◆ **TASK DATA**:

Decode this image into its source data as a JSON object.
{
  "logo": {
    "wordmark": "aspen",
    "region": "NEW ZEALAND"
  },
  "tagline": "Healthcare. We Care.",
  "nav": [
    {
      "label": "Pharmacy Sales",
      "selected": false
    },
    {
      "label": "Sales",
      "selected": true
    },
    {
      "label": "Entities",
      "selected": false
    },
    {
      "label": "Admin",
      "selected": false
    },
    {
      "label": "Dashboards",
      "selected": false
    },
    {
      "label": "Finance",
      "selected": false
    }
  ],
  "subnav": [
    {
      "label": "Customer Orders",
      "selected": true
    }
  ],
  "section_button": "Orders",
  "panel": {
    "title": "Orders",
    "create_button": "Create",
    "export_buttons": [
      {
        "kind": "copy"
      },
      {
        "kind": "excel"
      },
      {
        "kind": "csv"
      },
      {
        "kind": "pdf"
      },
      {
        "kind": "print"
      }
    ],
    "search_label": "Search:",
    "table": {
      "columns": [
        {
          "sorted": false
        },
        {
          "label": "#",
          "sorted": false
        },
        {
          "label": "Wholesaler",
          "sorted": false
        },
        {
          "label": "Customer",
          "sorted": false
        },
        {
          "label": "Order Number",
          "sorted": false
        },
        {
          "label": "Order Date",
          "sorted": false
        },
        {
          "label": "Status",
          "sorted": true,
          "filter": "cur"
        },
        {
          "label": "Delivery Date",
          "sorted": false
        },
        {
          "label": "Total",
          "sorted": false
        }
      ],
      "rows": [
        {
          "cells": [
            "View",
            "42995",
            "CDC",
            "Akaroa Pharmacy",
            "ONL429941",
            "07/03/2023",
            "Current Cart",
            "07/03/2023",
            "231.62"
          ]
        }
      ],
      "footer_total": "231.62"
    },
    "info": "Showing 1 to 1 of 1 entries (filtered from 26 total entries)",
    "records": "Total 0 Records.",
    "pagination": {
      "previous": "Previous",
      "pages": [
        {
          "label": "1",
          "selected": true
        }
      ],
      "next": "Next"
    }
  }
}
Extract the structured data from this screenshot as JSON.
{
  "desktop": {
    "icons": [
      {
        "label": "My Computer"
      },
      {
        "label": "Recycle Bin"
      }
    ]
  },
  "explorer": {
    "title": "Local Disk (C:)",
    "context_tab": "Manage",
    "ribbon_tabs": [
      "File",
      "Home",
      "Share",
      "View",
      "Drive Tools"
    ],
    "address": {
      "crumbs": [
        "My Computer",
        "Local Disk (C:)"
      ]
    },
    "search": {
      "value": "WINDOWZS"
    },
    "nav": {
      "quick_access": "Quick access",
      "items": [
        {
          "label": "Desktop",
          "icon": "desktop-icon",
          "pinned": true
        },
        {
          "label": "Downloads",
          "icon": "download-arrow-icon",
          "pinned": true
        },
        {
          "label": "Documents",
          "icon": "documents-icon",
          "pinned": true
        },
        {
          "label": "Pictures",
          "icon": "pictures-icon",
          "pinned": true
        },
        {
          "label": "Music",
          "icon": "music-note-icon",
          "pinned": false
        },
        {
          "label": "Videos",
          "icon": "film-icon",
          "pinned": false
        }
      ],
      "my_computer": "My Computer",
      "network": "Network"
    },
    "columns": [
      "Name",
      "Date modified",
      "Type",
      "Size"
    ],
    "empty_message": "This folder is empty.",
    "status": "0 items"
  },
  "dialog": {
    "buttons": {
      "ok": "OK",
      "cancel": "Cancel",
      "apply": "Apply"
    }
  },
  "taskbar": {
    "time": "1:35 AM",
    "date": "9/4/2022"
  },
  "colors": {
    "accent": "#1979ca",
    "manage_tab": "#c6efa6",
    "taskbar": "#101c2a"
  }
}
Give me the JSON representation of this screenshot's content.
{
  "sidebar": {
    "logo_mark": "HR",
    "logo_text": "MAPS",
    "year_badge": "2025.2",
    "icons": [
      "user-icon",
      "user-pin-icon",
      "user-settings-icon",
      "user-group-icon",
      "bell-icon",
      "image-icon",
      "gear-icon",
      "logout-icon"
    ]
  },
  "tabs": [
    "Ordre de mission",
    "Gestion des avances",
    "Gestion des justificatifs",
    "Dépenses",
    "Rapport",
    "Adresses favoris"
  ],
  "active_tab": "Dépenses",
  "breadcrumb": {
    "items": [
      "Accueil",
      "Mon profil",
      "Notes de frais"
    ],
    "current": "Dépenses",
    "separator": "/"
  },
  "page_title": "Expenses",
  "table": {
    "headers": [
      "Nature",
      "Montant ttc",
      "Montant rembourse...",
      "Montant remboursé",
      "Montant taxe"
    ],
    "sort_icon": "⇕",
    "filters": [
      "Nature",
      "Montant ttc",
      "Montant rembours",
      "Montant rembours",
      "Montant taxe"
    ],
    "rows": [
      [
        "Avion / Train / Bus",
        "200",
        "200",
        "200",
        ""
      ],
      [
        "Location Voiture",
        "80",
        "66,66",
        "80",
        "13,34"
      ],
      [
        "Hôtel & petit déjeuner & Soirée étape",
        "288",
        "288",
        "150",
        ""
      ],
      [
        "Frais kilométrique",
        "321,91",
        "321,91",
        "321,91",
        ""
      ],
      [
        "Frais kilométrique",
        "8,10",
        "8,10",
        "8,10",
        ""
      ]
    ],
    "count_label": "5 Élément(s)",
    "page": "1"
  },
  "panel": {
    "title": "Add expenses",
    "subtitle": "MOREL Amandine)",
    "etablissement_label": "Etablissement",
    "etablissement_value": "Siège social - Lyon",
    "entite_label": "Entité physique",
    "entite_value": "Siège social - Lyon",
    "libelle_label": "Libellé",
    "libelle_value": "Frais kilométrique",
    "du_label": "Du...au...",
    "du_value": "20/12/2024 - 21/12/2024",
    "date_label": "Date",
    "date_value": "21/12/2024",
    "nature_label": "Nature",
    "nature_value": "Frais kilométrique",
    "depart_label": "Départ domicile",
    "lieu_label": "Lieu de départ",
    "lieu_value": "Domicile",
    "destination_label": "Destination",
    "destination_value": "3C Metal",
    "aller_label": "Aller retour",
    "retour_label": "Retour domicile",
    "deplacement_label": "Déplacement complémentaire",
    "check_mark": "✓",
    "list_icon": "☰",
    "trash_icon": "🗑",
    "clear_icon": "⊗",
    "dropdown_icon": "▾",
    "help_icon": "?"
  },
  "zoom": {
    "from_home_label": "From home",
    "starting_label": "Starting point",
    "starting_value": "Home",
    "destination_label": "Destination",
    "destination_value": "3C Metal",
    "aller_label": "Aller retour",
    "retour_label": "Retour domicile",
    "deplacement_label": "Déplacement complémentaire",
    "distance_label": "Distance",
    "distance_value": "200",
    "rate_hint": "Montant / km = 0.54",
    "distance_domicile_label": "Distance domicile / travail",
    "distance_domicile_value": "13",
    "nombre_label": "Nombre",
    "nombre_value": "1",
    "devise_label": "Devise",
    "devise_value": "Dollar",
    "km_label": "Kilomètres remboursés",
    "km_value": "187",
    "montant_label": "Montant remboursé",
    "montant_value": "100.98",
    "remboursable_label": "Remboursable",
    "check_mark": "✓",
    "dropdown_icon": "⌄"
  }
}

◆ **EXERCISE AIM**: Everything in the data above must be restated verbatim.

◆ **ANSWER TO THE PROBLEM**:
Decode this image into its source data as a JSON object.
{
  "logo": {
    "wordmark": "aspen",
    "region": "NEW ZEALAND"
  },
  "tagline": "Healthcare. We Care.",
  "nav": [
    {
      "label": "Pharmacy Sales",
      "selected": false
    },
    {
      "label": "Sales",
      "selected": true
    },
    {
      "label": "Entities",
      "selected": false
    },
    {
      "label": "Admin",
      "selected": false
    },
    {
      "label": "Dashboards",
      "selected": false
    },
    {
      "label": "Finance",
      "selected": false
    }
  ],
  "subnav": [
    {
      "label": "Customer Orders",
      "selected": true
    }
  ],
  "section_button": "Orders",
  "panel": {
    "title": "Orders",
    "create_button": "Create",
    "export_buttons": [
      {
        "kind": "copy"
      },
      {
        "kind": "excel"
      },
      {
        "kind": "csv"
      },
      {
        "kind": "pdf"
      },
      {
        "kind": "print"
      }
    ],
    "search_label": "Search:",
    "table": {
      "columns": [
        {
          "sorted": false
        },
        {
          "label": "#",
          "sorted": false
        },
        {
          "label": "Wholesaler",
          "sorted": false
        },
        {
          "label": "Customer",
          "sorted": false
        },
        {
          "label": "Order Number",
          "sorted": false
        },
        {
          "label": "Order Date",
          "sorted": false
        },
        {
          "label": "Status",
          "sorted": true,
          "filter": "cur"
        },
        {
          "label": "Delivery Date",
          "sorted": false
        },
        {
          "label": "Total",
          "sorted": false
        }
      ],
      "rows": [
        {
          "cells": [
            "View",
            "42995",
            "CDC",
            "Akaroa Pharmacy",
            "ONL429941",
            "07/03/2023",
            "Current Cart",
            "07/03/2023",
            "231.62"
          ]
        }
      ],
      "footer_total": "231.62"
    },
    "info": "Showing 1 to 1 of 1 entries (filtered from 26 total entries)",
    "records": "Total 0 Records.",
    "pagination": {
      "previous": "Previous",
      "pages": [
        {
          "label": "1",
          "selected": true
        }
      ],
      "next": "Next"
    }
  }
}
Extract the structured data from this screenshot as JSON.
{
  "desktop": {
    "icons": [
      {
        "label": "My Computer"
      },
      {
        "label": "Recycle Bin"
      }
    ]
  },
  "explorer": {
    "title": "Local Disk (C:)",
    "context_tab": "Manage",
    "ribbon_tabs": [
      "File",
      "Home",
      "Share",
      "View",
      "Drive Tools"
    ],
    "address": {
      "crumbs": [
        "My Computer",
        "Local Disk (C:)"
      ]
    },
    "search": {
      "value": "WINDOWZS"
    },
    "nav": {
      "quick_access": "Quick access",
      "items": [
        {
          "label": "Desktop",
          "icon": "desktop-icon",
          "pinned": true
        },
        {
          "label": "Downloads",
          "icon": "download-arrow-icon",
          "pinned": true
        },
        {
          "label": "Documents",
          "icon": "documents-icon",
          "pinned": true
        },
        {
          "label": "Pictures",
          "icon": "pictures-icon",
          "pinned": true
        },
        {
          "label": "Music",
          "icon": "music-note-icon",
          "pinned": false
        },
        {
          "label": "Videos",
          "icon": "film-icon",
          "pinned": false
        }
      ],
      "my_computer": "My Computer",
      "network": "Network"
    },
    "columns": [
      "Name",
      "Date modified",
      "Type",
      "Size"
    ],
    "empty_message": "This folder is empty.",
    "status": "0 items"
  },
  "dialog": {
    "buttons": {
      "ok": "OK",
      "cancel": "Cancel",
      "apply": "Apply"
    }
  },
  "taskbar": {
    "time": "1:35 AM",
    "date": "9/4/2022"
  },
  "colors": {
    "accent": "#1979ca",
    "manage_tab": "#c6efa6",
    "taskbar": "#101c2a"
  }
}
Give me the JSON representation of this screenshot's content.
{
  "sidebar": {
    "logo_mark": "HR",
    "logo_text": "MAPS",
    "year_badge": "2025.2",
    "icons": [
      "user-icon",
      "user-pin-icon",
      "user-settings-icon",
      "user-group-icon",
      "bell-icon",
      "image-icon",
      "gear-icon",
      "logout-icon"
    ]
  },
  "tabs": [
    "Ordre de mission",
    "Gestion des avances",
    "Gestion des justificatifs",
    "Dépenses",
    "Rapport",
    "Adresses favoris"
  ],
  "active_tab": "Dépenses",
  "breadcrumb": {
    "items": [
      "Accueil",
      "Mon profil",
      "Notes de frais"
    ],
    "current": "Dépenses",
    "separator": "/"
  },
  "page_title": "Expenses",
  "table": {
    "headers": [
      "Nature",
      "Montant ttc",
      "Montant rembourse...",
      "Montant remboursé",
      "Montant taxe"
    ],
    "sort_icon": "⇕",
    "filters": [
      "Nature",
      "Montant ttc",
      "Montant rembours",
      "Montant rembours",
      "Montant taxe"
    ],
    "rows": [
      [
        "Avion / Train / Bus",
        "200",
        "200",
        "200",
        ""
      ],
      [
        "Location Voiture",
        "80",
        "66,66",
        "80",
        "13,34"
      ],
      [
        "Hôtel & petit déjeuner & Soirée étape",
        "288",
        "288",
        "150",
        ""
      ],
      [
        "Frais kilométrique",
        "321,91",
        "321,91",
        "321,91",
        ""
      ],
      [
        "Frais kilométrique",
        "8,10",
        "8,10",
        "8,10",
        ""
      ]
    ],
    "count_label": "5 Élément(s)",
    "page": "1"
  },
  "panel": {
    "title": "Add expenses",
    "subtitle": "MOREL Amandine)",
    "etablissement_label": "Etablissement",
    "etablissement_value": "Siège social - Lyon",
    "entite_label": "Entité physique",
    "entite_value": "Siège social - Lyon",
    "libelle_label": "Libellé",
    "libelle_value": "Frais kilométrique",
    "du_label": "Du...au...",
    "du_value": "20/12/2024 - 21/12/2024",
    "date_label": "Date",
    "date_value": "21/12/2024",
    "nature_label": "Nature",
    "nature_value": "Frais kilométrique",
    "depart_label": "Départ domicile",
    "lieu_label": "Lieu de départ",
    "lieu_value": "Domicile",
    "destination_label": "Destination",
    "destination_value": "3C Metal",
    "aller_label": "Aller retour",
    "retour_label": "Retour domicile",
    "deplacement_label": "Déplacement complémentaire",
    "check_mark": "✓",
    "list_icon": "☰",
    "trash_icon": "🗑",
    "clear_icon": "⊗",
    "dropdown_icon": "▾",
    "help_icon": "?"
  },
  "zoom": {
    "from_home_label": "From home",
    "starting_label": "Starting point",
    "starting_value": "Home",
    "destination_label": "Destination",
    "destination_value": "3C Metal",
    "aller_label": "Aller retour",
    "retour_label": "Retour domicile",
    "deplacement_label": "Déplacement complémentaire",
    "distance_label": "Distance",
    "distance_value": "200",
    "rate_hint": "Montant / km = 0.54",
    "distance_domicile_label": "Distance domicile / travail",
    "distance_domicile_value": "13",
    "nombre_label": "Nombre",
    "nombre_value": "1",
    "devise_label": "Devise",
    "devise_value": "Dollar",
    "km_label": "Kilomètres remboursés",
    "km_value": "187",
    "montant_label": "Montant remboursé",
    "montant_value": "100.98",
    "remboursable_label": "Remboursable",
    "check_mark": "✓",
    "dropdown_icon": "⌄"
  }
}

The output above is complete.